» **Work to complete**
Compute how many lines below contain the word "study" and respond with that number only.
(Supplied records begins)
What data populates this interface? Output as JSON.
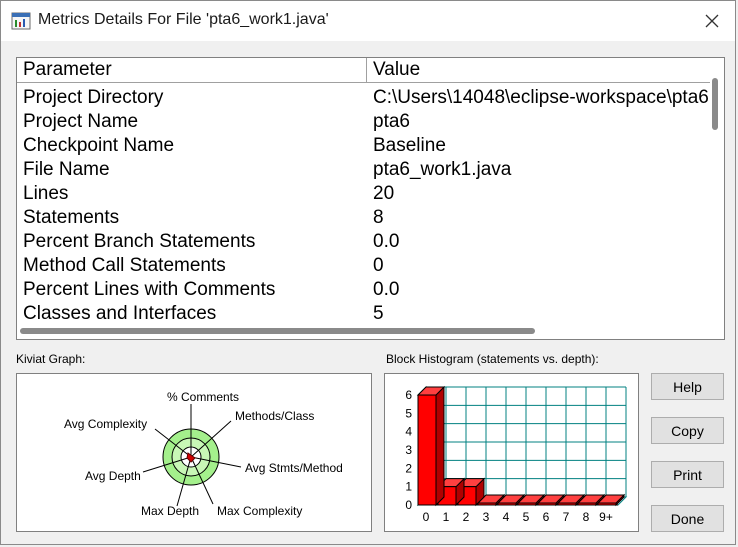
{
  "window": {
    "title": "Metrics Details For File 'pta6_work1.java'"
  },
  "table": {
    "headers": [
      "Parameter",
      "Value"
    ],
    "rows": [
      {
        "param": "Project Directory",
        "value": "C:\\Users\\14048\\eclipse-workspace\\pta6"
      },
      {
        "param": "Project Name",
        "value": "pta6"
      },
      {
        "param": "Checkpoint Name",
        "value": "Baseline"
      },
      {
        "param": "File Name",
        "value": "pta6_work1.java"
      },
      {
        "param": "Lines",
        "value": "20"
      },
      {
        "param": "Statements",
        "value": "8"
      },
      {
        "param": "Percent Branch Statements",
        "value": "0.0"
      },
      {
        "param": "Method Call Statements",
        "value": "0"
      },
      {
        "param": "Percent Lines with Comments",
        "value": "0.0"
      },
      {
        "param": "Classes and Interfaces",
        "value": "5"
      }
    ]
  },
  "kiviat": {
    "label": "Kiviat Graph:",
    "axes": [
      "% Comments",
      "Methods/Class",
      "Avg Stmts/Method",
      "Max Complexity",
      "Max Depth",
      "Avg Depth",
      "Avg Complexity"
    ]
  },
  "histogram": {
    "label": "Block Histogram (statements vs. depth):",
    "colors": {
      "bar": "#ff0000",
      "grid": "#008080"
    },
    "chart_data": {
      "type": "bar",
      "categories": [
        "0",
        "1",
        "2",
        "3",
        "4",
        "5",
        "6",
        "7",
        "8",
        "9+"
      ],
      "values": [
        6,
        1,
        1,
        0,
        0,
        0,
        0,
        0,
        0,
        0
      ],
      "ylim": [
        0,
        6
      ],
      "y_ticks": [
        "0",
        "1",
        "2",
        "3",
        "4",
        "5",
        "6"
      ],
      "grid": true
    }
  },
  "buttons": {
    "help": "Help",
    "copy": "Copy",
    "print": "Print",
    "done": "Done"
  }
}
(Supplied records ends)
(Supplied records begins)
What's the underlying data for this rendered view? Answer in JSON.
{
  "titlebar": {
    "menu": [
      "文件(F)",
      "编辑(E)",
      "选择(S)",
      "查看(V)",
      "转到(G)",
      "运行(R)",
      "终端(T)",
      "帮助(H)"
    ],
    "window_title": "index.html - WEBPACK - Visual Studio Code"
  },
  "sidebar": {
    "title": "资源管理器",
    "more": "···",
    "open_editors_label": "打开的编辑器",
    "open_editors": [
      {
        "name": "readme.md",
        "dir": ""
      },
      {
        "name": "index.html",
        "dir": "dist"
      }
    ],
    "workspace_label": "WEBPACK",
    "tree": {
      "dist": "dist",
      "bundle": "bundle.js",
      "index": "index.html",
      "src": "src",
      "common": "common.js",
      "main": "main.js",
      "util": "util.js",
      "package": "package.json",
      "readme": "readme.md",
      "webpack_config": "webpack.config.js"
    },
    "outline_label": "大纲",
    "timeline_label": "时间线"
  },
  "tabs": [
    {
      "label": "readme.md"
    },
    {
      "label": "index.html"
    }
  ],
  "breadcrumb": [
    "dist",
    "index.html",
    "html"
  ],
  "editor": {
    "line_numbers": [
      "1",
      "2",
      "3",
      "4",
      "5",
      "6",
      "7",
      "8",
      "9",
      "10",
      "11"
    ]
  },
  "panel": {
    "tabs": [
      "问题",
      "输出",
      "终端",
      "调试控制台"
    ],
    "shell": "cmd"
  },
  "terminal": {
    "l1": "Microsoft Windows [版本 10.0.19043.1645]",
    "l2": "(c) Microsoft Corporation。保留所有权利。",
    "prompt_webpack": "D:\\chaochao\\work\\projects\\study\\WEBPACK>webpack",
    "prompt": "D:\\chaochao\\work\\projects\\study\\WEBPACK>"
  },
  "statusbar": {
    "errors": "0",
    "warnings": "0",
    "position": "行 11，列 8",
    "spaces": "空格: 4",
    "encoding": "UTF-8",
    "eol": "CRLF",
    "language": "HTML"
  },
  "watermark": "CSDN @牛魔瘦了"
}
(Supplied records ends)
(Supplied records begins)
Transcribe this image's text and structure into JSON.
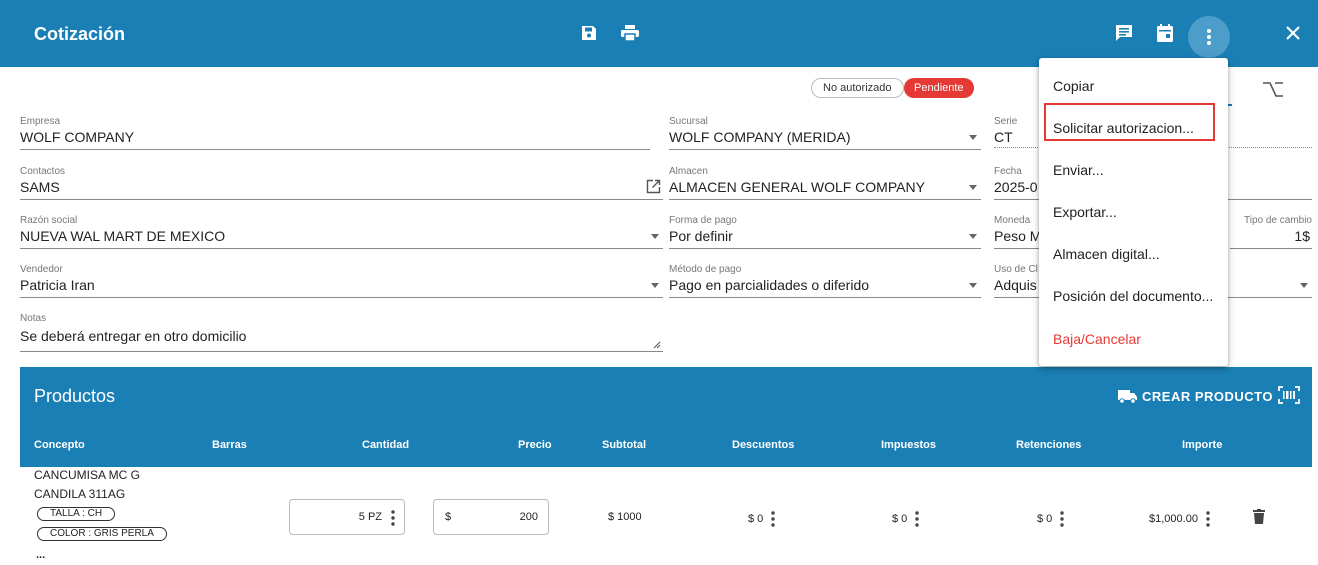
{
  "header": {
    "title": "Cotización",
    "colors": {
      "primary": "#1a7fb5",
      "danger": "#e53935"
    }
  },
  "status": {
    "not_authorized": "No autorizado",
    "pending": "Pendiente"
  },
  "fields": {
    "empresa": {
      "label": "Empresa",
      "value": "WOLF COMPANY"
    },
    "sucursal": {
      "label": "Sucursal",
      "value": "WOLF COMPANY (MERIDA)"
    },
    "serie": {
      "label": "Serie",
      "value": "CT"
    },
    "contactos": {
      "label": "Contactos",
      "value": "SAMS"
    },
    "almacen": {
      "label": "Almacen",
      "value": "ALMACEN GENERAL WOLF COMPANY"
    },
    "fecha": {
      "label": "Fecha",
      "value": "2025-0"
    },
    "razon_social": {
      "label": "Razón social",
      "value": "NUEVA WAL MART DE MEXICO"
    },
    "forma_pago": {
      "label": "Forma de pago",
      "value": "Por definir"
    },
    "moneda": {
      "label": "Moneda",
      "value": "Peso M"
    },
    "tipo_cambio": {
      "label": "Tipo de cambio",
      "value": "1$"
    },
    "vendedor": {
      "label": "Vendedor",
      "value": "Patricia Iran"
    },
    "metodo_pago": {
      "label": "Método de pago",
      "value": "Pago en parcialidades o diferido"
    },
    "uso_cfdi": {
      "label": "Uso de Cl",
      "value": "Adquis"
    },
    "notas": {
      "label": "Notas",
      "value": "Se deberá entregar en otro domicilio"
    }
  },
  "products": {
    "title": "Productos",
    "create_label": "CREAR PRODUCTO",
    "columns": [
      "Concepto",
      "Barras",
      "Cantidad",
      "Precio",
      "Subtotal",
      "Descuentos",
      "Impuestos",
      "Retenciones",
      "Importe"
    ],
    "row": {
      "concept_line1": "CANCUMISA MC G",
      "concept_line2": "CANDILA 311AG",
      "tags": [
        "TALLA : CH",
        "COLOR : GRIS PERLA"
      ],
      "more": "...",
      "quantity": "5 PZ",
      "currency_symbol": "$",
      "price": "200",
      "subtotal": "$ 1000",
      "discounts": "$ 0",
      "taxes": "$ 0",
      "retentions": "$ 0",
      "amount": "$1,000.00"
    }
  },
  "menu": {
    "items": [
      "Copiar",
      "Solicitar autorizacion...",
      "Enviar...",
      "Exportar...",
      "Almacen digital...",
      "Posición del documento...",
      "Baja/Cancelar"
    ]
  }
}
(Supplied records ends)
» **Expected output**
2